## Excerpts from an interface dataset
◆ ◆ ◆ ◆

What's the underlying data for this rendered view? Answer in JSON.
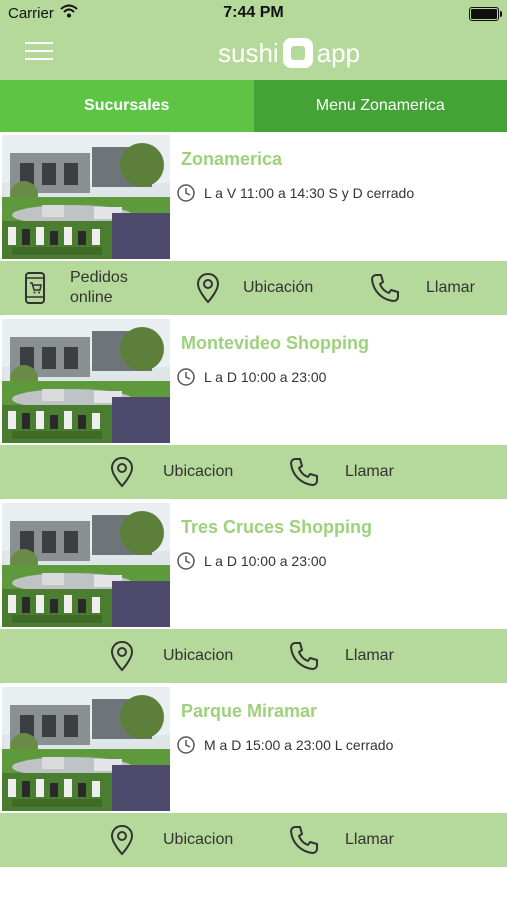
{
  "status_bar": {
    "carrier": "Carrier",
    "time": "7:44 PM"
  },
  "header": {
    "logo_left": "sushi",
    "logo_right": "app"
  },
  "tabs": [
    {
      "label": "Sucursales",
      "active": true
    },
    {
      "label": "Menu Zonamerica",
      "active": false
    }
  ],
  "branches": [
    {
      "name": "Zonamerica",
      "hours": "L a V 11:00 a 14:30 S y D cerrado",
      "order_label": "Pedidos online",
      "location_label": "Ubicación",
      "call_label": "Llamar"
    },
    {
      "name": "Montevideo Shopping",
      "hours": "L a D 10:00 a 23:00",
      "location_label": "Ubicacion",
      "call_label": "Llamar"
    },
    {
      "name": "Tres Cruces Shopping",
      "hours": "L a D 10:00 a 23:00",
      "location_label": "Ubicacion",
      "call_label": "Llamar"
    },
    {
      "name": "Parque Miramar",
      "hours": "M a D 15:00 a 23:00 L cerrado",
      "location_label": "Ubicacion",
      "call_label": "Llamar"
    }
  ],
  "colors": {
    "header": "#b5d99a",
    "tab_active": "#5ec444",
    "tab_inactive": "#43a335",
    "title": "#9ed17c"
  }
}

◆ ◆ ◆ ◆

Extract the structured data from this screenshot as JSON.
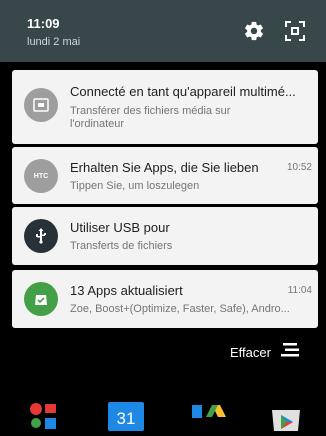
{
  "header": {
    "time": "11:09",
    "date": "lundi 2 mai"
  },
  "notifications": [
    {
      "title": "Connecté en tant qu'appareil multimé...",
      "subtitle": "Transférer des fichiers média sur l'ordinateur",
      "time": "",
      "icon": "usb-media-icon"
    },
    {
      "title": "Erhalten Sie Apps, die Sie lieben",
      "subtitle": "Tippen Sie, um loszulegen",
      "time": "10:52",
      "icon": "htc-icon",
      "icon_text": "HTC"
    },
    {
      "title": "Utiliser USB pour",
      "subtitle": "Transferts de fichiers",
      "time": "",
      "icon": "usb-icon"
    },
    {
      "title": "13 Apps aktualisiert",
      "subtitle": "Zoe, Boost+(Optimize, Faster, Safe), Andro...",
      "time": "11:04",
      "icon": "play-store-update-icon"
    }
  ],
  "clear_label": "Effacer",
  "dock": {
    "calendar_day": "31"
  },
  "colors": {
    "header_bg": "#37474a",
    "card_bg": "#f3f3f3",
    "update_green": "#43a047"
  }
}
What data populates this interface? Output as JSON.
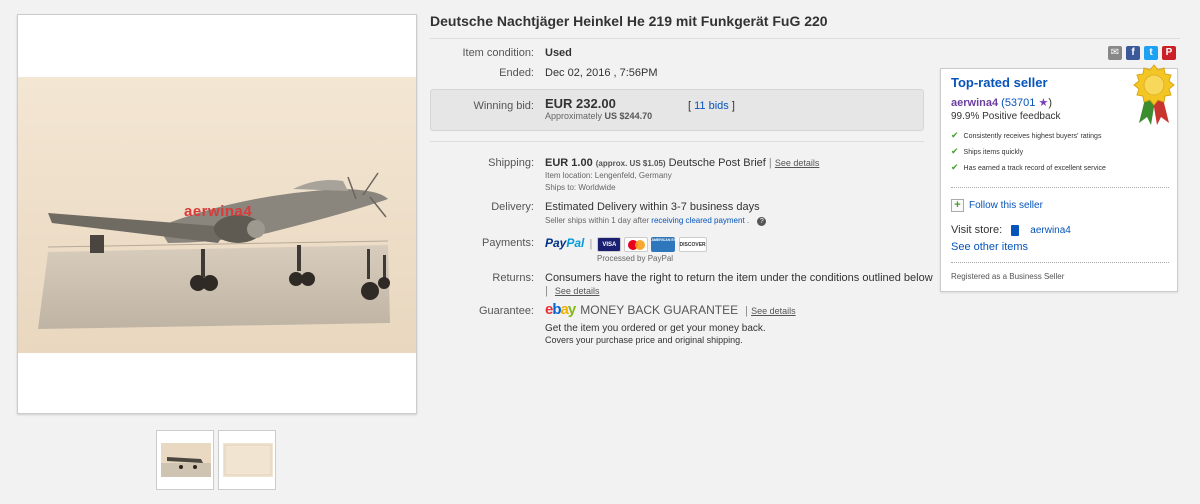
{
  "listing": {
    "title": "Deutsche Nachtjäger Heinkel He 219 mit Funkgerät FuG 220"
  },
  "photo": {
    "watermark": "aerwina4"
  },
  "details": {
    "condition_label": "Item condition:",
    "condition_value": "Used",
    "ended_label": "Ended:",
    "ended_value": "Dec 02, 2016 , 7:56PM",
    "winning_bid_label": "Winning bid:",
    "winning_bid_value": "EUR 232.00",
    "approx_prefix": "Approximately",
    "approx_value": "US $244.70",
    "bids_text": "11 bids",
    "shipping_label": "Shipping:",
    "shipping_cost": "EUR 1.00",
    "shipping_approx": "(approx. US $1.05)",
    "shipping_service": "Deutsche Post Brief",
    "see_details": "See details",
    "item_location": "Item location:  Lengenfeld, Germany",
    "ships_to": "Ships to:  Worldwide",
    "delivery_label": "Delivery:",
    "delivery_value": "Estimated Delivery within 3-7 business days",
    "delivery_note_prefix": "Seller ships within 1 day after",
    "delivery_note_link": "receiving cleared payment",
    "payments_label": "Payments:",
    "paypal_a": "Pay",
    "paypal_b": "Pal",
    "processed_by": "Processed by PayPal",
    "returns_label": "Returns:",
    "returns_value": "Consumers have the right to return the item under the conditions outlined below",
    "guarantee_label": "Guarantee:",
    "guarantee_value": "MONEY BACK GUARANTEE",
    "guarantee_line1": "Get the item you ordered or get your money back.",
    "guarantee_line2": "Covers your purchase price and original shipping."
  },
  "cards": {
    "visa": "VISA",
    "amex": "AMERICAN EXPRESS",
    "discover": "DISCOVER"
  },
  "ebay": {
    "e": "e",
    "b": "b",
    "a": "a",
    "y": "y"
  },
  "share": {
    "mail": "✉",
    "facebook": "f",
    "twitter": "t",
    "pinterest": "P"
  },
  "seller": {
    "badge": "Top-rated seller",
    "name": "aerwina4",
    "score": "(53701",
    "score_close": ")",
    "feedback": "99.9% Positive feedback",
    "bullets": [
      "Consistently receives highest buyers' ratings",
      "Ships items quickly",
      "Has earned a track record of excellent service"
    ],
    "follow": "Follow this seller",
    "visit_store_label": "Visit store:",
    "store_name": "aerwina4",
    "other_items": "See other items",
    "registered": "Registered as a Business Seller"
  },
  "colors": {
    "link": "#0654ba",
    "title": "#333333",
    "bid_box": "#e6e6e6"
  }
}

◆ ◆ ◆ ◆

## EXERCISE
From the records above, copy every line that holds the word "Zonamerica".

## FINISHED EXERCISE
      "label": "Menu Zonamerica",
      "name": "Zonamerica",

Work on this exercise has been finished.